© 2017 Irazoki, Campoy and Barbé. Swarming motility is the rapid and coordinated multicellular migration of bacteria across a moist surface. During swarming, bacterial cells exhibit increased resistance to multiple antibiotics, a phenomenon described as adaptive or transient resistance. In this study, we demonstrate that sub-inhibitory concentrations of cefotaxime, ciprofloxacin, trimethoprim, or chloramphenicol, but not that of amikacin, colistin, kanamycin or tetracycline, impair Salmonella enterica swarming. Chloramphenicol-treated S. enterica cells exhibited a clear decrease in their flagellar content, while treatment with other antibiotics that reduced swarming (cefotaxime, ciprofloxacin, and trimethoprim) inhibited polar chemoreceptor array assembly. Moreover, the increased resistance phenotype acquired by swarming cells was abolished by the presence of these antimicrobials. The same occurred in cells treated with these antimicrobial agents in combination with others that had no effect on swarming motility. Our results reveal the potential of inhibiting swarming ability to enhance the therapeutic effectiveness of antimicrobial agents.

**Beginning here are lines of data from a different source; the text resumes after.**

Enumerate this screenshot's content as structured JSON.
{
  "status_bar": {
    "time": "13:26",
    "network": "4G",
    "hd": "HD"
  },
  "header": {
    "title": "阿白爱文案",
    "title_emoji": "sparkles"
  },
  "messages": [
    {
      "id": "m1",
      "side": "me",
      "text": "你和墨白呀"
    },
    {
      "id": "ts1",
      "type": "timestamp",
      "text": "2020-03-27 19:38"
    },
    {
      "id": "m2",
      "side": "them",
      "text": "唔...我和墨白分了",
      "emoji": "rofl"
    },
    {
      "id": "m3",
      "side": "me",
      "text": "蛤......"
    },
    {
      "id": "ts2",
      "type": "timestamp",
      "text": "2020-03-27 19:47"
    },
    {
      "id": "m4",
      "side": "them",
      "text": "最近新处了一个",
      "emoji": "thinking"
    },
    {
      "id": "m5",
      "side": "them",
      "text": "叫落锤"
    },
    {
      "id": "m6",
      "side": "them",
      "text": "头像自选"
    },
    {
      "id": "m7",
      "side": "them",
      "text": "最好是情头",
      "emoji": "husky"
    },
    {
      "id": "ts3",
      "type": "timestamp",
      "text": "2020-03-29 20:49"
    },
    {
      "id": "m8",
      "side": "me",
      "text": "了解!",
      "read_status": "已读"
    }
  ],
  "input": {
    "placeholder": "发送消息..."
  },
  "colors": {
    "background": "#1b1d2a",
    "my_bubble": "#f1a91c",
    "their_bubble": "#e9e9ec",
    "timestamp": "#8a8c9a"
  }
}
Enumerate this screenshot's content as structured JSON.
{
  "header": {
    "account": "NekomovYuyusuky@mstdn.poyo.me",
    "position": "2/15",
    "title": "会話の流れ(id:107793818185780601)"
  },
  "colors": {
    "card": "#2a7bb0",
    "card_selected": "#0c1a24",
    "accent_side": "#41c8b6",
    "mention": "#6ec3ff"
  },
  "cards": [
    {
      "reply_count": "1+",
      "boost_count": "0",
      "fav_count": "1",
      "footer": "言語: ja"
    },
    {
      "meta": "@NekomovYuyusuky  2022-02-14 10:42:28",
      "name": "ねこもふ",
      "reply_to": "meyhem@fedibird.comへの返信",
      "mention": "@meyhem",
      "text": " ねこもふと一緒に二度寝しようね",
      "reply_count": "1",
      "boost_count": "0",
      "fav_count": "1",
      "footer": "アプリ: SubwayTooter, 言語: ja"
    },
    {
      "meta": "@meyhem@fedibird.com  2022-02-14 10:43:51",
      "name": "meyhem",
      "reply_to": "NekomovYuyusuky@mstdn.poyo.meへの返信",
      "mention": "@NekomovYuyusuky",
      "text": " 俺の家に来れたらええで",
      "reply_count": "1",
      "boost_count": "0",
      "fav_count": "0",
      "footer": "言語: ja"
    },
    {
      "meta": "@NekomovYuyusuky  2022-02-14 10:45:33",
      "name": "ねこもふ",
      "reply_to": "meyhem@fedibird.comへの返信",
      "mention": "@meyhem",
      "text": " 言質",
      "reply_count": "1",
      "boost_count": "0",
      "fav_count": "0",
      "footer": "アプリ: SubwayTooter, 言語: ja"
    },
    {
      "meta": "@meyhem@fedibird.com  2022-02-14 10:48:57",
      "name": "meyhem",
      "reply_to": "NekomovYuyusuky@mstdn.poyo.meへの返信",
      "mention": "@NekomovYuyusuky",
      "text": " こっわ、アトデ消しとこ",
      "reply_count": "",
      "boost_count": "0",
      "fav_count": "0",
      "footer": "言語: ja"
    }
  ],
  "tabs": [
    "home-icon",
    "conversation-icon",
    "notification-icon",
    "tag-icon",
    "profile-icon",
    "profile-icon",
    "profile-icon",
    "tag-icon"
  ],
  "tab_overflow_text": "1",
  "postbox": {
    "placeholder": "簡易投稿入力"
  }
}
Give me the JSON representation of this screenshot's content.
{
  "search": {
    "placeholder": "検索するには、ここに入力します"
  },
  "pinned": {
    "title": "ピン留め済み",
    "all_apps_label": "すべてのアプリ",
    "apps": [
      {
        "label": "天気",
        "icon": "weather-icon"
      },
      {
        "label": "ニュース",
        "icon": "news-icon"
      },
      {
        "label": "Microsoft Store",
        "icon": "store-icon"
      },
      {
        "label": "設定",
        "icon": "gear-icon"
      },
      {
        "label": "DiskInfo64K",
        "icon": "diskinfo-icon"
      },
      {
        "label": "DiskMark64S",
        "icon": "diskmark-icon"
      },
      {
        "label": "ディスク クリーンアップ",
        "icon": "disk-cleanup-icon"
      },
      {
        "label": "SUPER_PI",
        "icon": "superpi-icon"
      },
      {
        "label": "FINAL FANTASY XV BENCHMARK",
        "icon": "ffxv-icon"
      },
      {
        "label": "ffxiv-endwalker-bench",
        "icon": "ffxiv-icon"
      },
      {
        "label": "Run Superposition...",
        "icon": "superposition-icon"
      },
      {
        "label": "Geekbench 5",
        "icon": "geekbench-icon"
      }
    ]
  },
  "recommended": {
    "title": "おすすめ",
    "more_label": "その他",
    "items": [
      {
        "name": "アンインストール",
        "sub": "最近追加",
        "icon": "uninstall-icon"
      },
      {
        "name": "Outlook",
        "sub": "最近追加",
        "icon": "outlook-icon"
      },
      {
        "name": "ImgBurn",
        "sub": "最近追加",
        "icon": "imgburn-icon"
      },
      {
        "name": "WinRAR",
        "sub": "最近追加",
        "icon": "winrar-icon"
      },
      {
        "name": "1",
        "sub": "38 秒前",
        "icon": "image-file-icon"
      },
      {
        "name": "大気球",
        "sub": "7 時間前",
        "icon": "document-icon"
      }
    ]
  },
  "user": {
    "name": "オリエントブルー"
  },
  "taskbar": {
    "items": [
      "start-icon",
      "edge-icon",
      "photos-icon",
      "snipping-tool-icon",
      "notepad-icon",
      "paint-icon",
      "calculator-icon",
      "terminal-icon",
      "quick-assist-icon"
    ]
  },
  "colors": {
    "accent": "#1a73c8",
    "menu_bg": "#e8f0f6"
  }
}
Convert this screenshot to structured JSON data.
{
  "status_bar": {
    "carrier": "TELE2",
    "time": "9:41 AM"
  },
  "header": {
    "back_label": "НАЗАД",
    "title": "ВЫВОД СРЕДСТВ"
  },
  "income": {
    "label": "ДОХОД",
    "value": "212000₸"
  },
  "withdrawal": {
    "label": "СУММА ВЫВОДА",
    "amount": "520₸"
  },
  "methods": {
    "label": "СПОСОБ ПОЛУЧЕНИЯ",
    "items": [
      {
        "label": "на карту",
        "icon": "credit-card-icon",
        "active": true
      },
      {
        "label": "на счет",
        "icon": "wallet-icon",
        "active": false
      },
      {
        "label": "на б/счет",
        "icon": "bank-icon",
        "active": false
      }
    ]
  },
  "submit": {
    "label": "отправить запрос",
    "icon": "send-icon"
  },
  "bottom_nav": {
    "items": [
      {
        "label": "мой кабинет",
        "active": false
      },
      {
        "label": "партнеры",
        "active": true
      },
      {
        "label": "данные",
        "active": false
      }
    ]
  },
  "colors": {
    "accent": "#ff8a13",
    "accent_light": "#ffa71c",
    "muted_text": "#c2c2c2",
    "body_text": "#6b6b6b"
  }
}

- Cell flagellation
- Chemoreceptor polar arrays
- SOS response
- Transient multidrug-resistance phenotype